Some researchers and academics in Russia are now lying low. Others are writing open letters against the invasion or going to protests. Some are signing letters trying to protect their students who have taken to the streets. Others are publicly supporting Putin. Still others hope conditions will ease, so that they can return to pressing work that might preserve the planet. Some fall into multiple categories.
But the future is unclear. Nearly three weeks after the beginning of the invasion, amid talk of a ceasefire, Putin called for a “natural and necessary cleansing” of Russia from “foreign sympathizers” and “fifth columnists,” underlining the question that had already been lingering in the background: Will even an end to the war be sufficient to begin to rebuild what has been destroyed? And what if it is not?

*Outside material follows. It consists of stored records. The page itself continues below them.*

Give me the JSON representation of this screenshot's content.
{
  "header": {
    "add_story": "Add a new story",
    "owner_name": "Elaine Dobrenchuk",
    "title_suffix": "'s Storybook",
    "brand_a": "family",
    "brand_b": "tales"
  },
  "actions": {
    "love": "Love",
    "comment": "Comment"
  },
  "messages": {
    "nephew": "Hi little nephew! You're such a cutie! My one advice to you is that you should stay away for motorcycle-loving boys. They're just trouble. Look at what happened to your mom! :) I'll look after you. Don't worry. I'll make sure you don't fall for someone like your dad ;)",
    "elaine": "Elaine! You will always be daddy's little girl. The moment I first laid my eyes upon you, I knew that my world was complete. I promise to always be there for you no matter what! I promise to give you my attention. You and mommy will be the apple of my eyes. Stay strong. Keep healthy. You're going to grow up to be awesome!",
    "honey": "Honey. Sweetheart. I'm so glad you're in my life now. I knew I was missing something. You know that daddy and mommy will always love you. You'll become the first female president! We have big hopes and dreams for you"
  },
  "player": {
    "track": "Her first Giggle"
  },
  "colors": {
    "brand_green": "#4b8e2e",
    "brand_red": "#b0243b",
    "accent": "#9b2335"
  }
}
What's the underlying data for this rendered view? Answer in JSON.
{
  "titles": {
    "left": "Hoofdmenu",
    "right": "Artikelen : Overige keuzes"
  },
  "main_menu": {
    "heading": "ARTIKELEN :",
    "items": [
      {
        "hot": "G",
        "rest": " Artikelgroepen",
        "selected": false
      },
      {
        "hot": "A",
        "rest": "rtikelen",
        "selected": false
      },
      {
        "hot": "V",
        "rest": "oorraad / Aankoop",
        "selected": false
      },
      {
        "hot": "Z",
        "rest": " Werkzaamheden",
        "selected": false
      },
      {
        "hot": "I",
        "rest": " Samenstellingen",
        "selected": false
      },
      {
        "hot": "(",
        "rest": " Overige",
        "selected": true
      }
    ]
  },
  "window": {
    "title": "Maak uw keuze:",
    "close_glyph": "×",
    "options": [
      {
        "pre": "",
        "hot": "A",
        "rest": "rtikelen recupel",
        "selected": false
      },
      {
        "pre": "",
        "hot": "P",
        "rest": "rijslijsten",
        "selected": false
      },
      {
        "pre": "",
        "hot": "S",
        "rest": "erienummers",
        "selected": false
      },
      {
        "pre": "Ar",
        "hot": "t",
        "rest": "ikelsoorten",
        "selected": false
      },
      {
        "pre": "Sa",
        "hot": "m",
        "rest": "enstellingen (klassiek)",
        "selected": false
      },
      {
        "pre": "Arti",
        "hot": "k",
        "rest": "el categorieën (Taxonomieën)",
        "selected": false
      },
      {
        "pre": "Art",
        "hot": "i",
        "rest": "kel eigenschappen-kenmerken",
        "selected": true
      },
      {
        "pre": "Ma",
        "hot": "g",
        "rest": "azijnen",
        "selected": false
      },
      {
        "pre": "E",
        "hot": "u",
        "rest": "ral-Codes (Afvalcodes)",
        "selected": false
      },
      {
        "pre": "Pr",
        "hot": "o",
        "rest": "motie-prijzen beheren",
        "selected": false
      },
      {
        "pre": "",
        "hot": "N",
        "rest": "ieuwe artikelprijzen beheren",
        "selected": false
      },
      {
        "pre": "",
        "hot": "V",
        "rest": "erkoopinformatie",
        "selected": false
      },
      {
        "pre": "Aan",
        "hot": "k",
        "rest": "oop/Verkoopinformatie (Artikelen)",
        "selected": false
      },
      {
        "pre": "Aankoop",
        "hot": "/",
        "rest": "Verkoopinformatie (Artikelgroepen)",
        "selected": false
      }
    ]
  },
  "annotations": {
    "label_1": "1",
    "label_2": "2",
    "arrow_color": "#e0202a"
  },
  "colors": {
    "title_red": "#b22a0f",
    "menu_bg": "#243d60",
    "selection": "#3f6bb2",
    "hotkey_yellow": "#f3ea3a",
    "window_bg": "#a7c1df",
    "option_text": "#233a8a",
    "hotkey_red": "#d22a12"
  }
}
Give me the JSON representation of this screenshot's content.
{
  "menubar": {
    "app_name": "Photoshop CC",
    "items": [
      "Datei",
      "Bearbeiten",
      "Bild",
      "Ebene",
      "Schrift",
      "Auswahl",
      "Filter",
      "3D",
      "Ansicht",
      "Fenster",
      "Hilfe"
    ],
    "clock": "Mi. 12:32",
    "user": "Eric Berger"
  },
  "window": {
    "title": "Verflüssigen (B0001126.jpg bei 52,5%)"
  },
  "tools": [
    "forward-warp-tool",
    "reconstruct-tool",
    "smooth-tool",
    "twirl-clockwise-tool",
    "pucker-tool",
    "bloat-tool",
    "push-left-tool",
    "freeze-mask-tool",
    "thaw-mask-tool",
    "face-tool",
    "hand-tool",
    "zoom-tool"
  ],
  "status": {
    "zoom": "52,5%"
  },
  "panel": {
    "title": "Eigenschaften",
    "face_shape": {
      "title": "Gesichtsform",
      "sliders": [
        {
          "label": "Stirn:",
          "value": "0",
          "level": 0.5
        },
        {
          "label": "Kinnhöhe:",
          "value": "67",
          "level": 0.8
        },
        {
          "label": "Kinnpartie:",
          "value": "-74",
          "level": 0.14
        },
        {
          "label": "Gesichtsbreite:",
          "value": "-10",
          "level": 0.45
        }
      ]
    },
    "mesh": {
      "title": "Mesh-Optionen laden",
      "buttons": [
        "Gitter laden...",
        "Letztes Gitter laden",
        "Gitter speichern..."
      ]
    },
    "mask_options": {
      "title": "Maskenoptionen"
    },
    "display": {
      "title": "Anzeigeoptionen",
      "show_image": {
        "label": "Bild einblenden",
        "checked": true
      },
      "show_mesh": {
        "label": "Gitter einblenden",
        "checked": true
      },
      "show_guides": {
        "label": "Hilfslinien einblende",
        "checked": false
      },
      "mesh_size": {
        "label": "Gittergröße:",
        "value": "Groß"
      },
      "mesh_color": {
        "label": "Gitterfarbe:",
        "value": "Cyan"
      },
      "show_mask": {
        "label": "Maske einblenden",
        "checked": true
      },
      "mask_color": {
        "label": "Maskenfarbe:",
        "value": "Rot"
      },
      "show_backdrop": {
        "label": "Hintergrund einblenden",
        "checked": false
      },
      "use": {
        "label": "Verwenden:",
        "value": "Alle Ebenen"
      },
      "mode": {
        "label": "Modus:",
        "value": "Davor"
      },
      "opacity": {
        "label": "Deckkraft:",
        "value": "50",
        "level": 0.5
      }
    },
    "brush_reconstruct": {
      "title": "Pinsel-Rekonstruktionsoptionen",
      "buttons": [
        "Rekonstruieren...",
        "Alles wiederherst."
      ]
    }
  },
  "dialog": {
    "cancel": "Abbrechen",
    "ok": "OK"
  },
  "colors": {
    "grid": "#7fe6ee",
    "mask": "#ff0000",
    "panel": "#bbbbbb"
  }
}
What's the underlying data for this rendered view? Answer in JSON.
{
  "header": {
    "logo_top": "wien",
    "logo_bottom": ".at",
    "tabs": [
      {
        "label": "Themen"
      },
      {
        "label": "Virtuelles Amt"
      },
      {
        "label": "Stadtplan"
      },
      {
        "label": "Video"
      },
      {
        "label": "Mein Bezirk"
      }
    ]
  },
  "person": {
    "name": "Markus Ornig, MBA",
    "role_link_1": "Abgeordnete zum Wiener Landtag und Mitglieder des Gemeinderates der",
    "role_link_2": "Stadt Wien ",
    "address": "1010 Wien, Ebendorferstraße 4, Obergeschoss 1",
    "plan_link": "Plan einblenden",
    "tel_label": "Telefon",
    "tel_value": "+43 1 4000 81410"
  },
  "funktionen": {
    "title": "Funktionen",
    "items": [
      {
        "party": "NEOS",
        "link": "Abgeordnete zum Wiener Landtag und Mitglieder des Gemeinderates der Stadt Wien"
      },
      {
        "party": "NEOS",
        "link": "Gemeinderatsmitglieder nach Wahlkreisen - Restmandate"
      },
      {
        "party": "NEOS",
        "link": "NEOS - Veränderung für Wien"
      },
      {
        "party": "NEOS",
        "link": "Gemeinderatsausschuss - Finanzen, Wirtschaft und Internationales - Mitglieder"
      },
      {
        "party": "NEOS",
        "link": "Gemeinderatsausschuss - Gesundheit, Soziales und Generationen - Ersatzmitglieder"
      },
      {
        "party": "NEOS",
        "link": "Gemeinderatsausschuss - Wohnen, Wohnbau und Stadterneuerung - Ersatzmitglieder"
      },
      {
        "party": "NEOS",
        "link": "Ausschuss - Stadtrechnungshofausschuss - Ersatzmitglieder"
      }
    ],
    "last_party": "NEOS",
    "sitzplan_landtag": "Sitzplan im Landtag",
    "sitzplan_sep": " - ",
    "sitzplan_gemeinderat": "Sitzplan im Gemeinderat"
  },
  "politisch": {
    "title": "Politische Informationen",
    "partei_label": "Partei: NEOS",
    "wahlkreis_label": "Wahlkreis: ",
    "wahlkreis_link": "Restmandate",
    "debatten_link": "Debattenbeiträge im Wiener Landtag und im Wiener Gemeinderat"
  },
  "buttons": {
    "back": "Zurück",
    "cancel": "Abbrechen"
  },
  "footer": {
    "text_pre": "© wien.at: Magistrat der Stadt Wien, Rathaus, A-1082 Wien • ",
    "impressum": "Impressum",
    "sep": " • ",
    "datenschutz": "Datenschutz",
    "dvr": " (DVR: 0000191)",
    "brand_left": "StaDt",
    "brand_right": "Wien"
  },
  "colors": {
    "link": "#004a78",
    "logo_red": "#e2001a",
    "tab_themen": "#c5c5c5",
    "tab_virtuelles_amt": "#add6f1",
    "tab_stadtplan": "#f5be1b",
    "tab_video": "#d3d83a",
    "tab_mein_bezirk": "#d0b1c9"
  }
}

In February, just days before the war, I stood with a scientist and a sailor on the shore at Arkhangelsk and looked out to the White Sea, and past that sea, to the Arctic. It was late at night, the banks were treacherous with ice, and, braced against a bitter wind, we could barely make out anything in the darkness. But the sea and everything beyond it—we knew they were still there.
It remains to be seen how deep the current rupture goes and how long it will last. For now, scientific partnerships are shattered. The window to prevent climate catastrophe is closing. And in Ukraine, people are dying.
Lead art: Jo Crebbin / Shutterstock